* [Supplied material]
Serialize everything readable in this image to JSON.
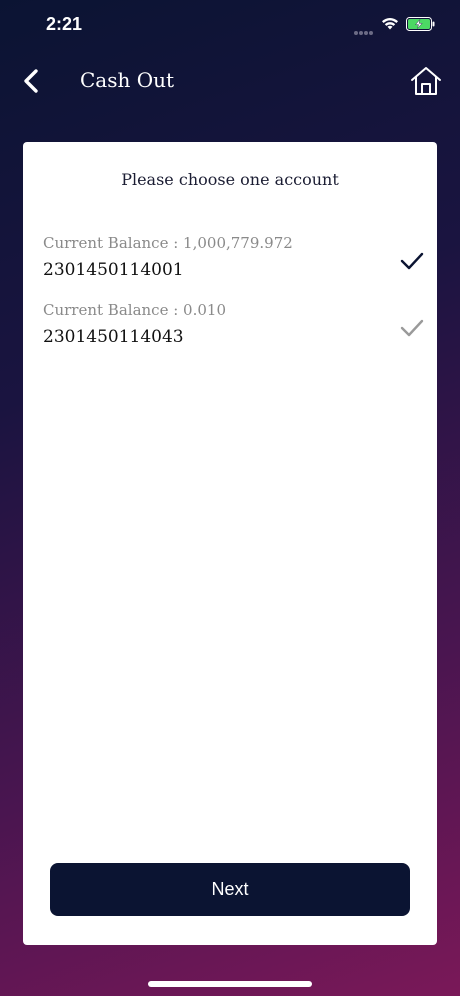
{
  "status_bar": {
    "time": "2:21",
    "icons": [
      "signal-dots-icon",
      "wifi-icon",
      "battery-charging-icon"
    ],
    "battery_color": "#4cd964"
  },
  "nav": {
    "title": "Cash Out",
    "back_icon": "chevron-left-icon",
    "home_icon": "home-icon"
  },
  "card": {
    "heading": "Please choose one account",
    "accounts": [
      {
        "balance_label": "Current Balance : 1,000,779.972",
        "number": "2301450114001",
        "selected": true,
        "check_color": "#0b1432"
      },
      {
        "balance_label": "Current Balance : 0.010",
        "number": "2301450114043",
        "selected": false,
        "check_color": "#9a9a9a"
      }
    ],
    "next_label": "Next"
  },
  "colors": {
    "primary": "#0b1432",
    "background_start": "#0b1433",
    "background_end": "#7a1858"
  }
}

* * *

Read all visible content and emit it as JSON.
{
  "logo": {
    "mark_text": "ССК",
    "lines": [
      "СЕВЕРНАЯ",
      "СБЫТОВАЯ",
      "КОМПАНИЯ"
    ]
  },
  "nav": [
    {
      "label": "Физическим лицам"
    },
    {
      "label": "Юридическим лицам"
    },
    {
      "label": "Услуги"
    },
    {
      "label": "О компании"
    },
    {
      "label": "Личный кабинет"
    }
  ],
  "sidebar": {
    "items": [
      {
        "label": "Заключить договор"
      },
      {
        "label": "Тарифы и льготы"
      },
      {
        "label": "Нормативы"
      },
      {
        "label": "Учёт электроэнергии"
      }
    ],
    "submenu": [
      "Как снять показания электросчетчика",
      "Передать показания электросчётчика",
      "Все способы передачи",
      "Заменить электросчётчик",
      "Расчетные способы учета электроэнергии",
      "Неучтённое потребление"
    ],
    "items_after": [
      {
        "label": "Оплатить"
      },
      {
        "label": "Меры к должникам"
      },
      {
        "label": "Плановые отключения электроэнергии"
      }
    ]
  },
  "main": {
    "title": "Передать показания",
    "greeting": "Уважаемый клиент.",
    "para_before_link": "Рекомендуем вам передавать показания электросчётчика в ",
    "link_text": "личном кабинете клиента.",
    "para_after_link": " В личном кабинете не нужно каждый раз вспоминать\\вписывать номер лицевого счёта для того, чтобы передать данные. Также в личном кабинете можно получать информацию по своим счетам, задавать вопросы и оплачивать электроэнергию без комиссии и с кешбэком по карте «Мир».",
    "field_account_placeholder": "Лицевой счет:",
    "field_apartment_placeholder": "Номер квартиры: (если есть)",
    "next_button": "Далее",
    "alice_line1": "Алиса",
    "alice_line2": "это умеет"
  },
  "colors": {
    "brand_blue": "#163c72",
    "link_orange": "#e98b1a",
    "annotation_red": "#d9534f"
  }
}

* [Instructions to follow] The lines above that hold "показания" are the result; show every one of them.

* [Your solution]
      "Как снять показания электросчетчика",
      "Передать показания электросчётчика",
    "title": "Передать показания",
    "para_before_link": "Рекомендуем вам передавать показания электросчётчика в ",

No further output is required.